Some languages offer lazy evaluation as a standard feature, whether by default or optionally. With such languages, you don’t need to resort to null references and mutable fields. Unfortunately, Java isn’t one of these languages. In Java, the most frequent approach when a value is to be initialized later is to first assign it the null reference if it’s an object type, or a sentinel value if it’s a primitive. This is risky because there’s no guarantee that the value will indeed be initialized to a significant value when needed. A null reference will probably cause a NullPointerException to be thrown, which at least will be noticed if exception handling has been implemented correctly, but a zero value could be an acceptable business value, leading to a program silently using this acceptable but incorrect value.
Alternatively, you could use a Result<A> to represent the value. This would avoid the use of the null reference, but you’d still have to use mutable fields. Because all this stuff is private, it’s acceptable to use null. But if you prefer, you can use a Result (or an Option) to represent the h and t fields.
Note that although the h and t fields must be mutable, they don’t need synchronization. The worst thing that may happen is that one thread will test the field and find it null, and then a second thread might also test the field before it has been initialized by the first one. The end result is that the field will have been initialized twice with potentially different (although equal) values. By itself, this isn’t a big problem; writing references is atomic, so the data can’t be corrupted. However, this could cause two instances of the corresponding object to coexist in memory. This won’t be a problem if you only test objects for equality, but it could be if you test them for identity (which, of course, you never do).

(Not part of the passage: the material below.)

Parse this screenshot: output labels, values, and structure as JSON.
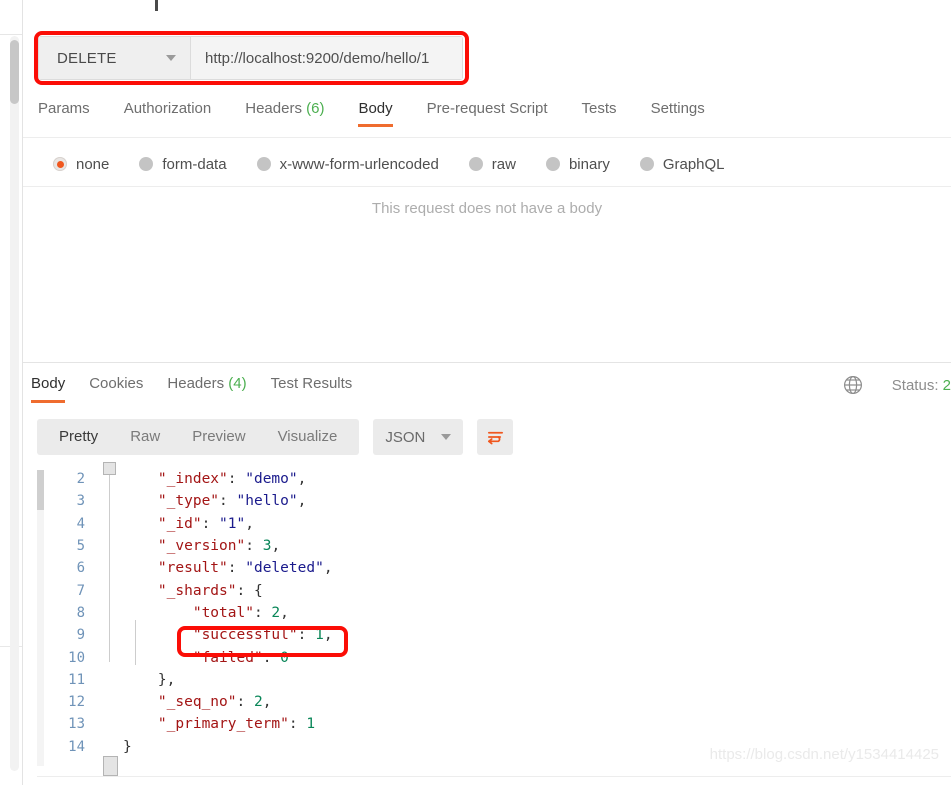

Also note that it’s possible to completely avoid null references and mutable fields at the cost of slight modifications in other places. Try to figure out how to do this. If you don’t know how, keep this idea in mind. We’ll come back to it near the end of this chapter. Now let's write a headOption method that returns the evaluated head of the stream. This method will be declared in the Stream parent class with the following signature (Exercise 9.1):
In the remainder of this chapter, you’ll learn how to compose streams while making the most of the fact that the data is unevaluated. But in order to look at the streams, you’ll need a method to evaluate them. Evaluating all the elements of a stream can be done by converting it to a List. Or you can process a stream by evaluating only the first n elements, or by evaluating elements as long as a condition is met.
Firstly, let's create a toList method to convert a Stream into a List (Exercise 9.2). A recursive version will simply cons the head of the stream to the result of the toList method applied to the tail. Of course, you’ll need to make this process tail recursive in order to use TailCall to get a stack-safe implementation:
To continue, let's write a take(n) method that returns the first n elements of a stream, and a drop(n) method that returns the remaining stream after removing the first n elements. Note that you have to ensure that no evaluation occurs while calling these methods. Here are the signatures in the Stream parent class (Exercise 9.3):
Write a dropWhile method that returns a stream with the front elements removed as long as they satisfy a condition. Here’s the signature in the Stream parent class (Exercise 9.5):